======== Data supplied

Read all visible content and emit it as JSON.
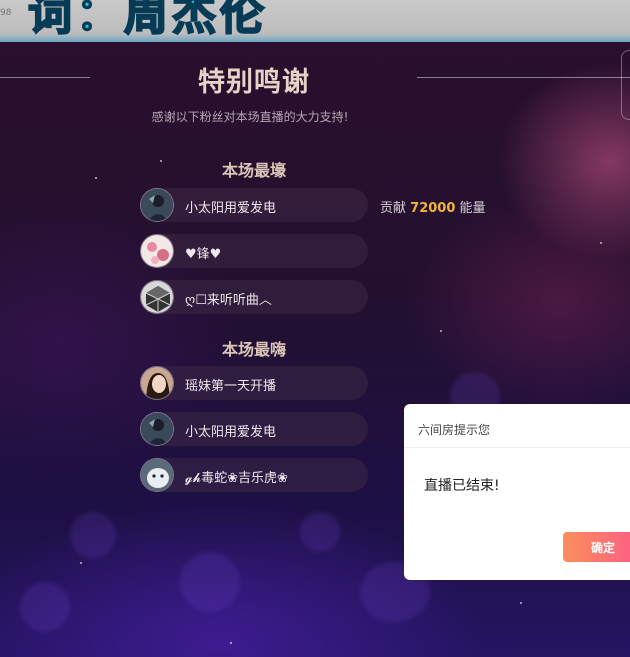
{
  "banner": {
    "corner_text": "98",
    "lyric_text": "词：周杰伦"
  },
  "thanks": {
    "title": "特别鸣谢",
    "subtitle": "感谢以下粉丝对本场直播的大力支持!"
  },
  "top_contributors": {
    "section_title": "本场最壕",
    "fans": [
      {
        "name": "小太阳用爱发电",
        "avatar": "avatar-dark-figure"
      },
      {
        "name": "♥锋♥",
        "avatar": "avatar-pink-flowers"
      },
      {
        "name": "ღ☐来听听曲︿",
        "avatar": "avatar-cube"
      }
    ],
    "contribution": {
      "prefix": "贡献",
      "amount": "72000",
      "unit": "能量"
    }
  },
  "most_active": {
    "section_title": "本场最嗨",
    "fans": [
      {
        "name": "瑶妹第一天开播",
        "avatar": "avatar-girl-portrait"
      },
      {
        "name": "小太阳用爱发电",
        "avatar": "avatar-dark-figure"
      },
      {
        "name": "𝓰𝓱毒蛇❀吉乐虎❀",
        "avatar": "avatar-white-animal"
      }
    ]
  },
  "dialog": {
    "title": "六间房提示您",
    "message": "直播已结束!",
    "ok_label": "确定"
  },
  "colors": {
    "accent_gold": "#f0b43a",
    "button_start": "#fb8f5c",
    "button_end": "#fb5a86",
    "lyric_cyan": "#16c8e6"
  }
}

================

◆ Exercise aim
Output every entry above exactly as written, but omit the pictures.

◆ Task output
Read all visible content and emit it as JSON.
{
  "banner": {
    "corner_text": "98",
    "lyric_text": "词：周杰伦"
  },
  "thanks": {
    "title": "特别鸣谢",
    "subtitle": "感谢以下粉丝对本场直播的大力支持!"
  },
  "top_contributors": {
    "section_title": "本场最壕",
    "fans": [
      {
        "name": "小太阳用爱发电",
        "avatar": "avatar-dark-figure"
      },
      {
        "name": "♥锋♥",
        "avatar": "avatar-pink-flowers"
      },
      {
        "name": "ღ☐来听听曲︿",
        "avatar": "avatar-cube"
      }
    ],
    "contribution": {
      "prefix": "贡献",
      "amount": "72000",
      "unit": "能量"
    }
  },
  "most_active": {
    "section_title": "本场最嗨",
    "fans": [
      {
        "name": "瑶妹第一天开播",
        "avatar": "avatar-girl-portrait"
      },
      {
        "name": "小太阳用爱发电",
        "avatar": "avatar-dark-figure"
      },
      {
        "name": "𝓰𝓱毒蛇❀吉乐虎❀",
        "avatar": "avatar-white-animal"
      }
    ]
  },
  "dialog": {
    "title": "六间房提示您",
    "message": "直播已结束!",
    "ok_label": "确定"
  },
  "colors": {
    "accent_gold": "#f0b43a",
    "button_start": "#fb8f5c",
    "button_end": "#fb5a86",
    "lyric_cyan": "#16c8e6"
  }
}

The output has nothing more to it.